Think about the usual conversations with your preschool and school children: Is the TV on? Do you ask questions or just talk? How do you show interest? Which topics are the most common - school, emotions, success, grades, friends, hobbies, etc.?

Teaching communication skills is more than just speaking with your child. It is also about listening and responding to their verbal and non-verbal cues. Finally, it's about getting to know yourself better. Ask yourself these questions to improve your verbal interactions:

  • How long can my child focus and pay attention?
  • How do they express embarrassment, excitement, sadness, or other emotions?
  • Does their voice change when they become upset or excited?
  • Am I comfortable talking about everyday topics as much as feelings or bad news?
  • Do I wait for my child to finish the sentence or jump in with suggestions and solutions?
  • How do I usually react to bad news or inappropriate behaviours?

Learning Communication Skills through Imitation

Numerous studies have found that young children imitate various behaviours. For example, in terms of learning languages, children imitate the sounds of their native language, vocabulary, and communication skills. So if we want our children to learn good communication skills, we must be good role models. And keep in mind that communication is about speaking as much as it is about listening. 

  • Active listening

Pay attention to what the child is saying. Give them your undivided attention by removing all distractions such as mobile phones, television, emails, etc. Also, paying attention means putting aside distracting thoughts. It might be difficult not to think about problems at work or what you have to prepare before lunch, but this tells our children - I am listening and I hear what you're saying. 

  • Conveying attention

Use non-verbal clues to show the child that you're hearing what they're saying. As we've mentioned above, these include eye contact and facial expressions. How to use this body language? Look at the child directly and get down to their eye level. Sit or crouch down if necessary. Use facial expressions; smile and nod occasionally. Keep the conversation going by using small verbal comments like "Yes" and "Aha".

  • Paraphrasing

Active listening also means showing that we understand the message. Children's vocabulary is often confusing, and their thoughts might be incoherent. To ensure that you really understand what the child is saying, paraphrase what you hear. Simply repeat back what they say using different words.

Model your responses by saying, "If I understood correctly, you're saying that..." "What I'm hearing is..." "Sounds like you're saying that..."

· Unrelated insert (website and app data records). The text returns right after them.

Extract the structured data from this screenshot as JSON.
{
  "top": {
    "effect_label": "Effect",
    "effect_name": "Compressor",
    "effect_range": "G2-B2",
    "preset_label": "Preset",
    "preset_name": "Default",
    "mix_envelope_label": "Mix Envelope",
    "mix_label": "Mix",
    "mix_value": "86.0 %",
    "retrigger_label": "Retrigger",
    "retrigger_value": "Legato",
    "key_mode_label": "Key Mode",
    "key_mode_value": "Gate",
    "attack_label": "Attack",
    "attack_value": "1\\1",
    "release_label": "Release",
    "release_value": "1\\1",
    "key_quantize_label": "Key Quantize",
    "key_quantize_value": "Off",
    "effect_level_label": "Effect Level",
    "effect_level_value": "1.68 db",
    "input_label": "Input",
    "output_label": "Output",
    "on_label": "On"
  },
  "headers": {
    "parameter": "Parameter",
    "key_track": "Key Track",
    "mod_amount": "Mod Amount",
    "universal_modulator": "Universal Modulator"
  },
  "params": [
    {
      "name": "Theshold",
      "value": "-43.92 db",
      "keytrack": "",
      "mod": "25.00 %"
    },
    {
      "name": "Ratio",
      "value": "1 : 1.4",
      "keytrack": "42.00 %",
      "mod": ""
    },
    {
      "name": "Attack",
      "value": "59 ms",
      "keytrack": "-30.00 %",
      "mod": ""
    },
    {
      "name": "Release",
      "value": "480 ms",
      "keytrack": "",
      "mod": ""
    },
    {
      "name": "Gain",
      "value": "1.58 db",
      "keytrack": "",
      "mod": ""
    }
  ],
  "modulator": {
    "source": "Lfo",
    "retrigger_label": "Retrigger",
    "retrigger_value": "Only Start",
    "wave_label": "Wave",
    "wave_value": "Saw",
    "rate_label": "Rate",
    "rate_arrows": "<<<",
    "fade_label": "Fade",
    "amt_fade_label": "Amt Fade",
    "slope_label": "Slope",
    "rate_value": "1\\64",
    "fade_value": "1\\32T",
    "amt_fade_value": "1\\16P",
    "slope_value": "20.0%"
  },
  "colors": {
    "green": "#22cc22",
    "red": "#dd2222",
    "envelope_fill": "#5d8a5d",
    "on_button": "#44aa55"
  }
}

  • Questioning

Asking questions will clarify the message but also show your child that you're interested in what they're saying. Use questions to ensure that the message your child sent is the one you heard. For example, "Could you please tell me more about...?" "Why do you think this happened?" "Is this what you're trying to say?"

  • Waiting to disclose your opinion

Interrupting won't contribute to communication. Sometimes, offering constructive suggestions before the child has finished can send a different message than intended. It might make the child upset and frustrated because they hear us saying - I know better. I'll tell you what to do. Also, interruptions limit the full understanding of the message. Let your child finish talking and then respond. 

  • Building on

Keep the conversation going by showing interest in what the child is telling you by saying: This sounds interesting. Tell me more! I'd like to learn more about this. Can we talk more about it? Something similar happened to me when I was your age. How did it make you feel?


Some of the key elements of successful communication include active listening, asking questions, and building on what your child is telling you.

Developing good communication skills helps you build a deeper relationship because it sends the message that you hear and value your child's thoughts and feelings. 

Suggested reading on the topic

(1) Fernald, A. (1993). Approval and Disapproval: Infant Responsiveness to Vocal Affect in Familiar and Unfamiliar Languages. Child Development, 64: 657-674. https://doi.org/10.1111/j.1467-8624.1993.tb02934.x

(2) Broesch, T. & Bryant, G.A. (2017). Fathers' Infant-Directed Speech in a Small-Scale Society. Child Dev. 27. doi: 10.1111/cdev.12768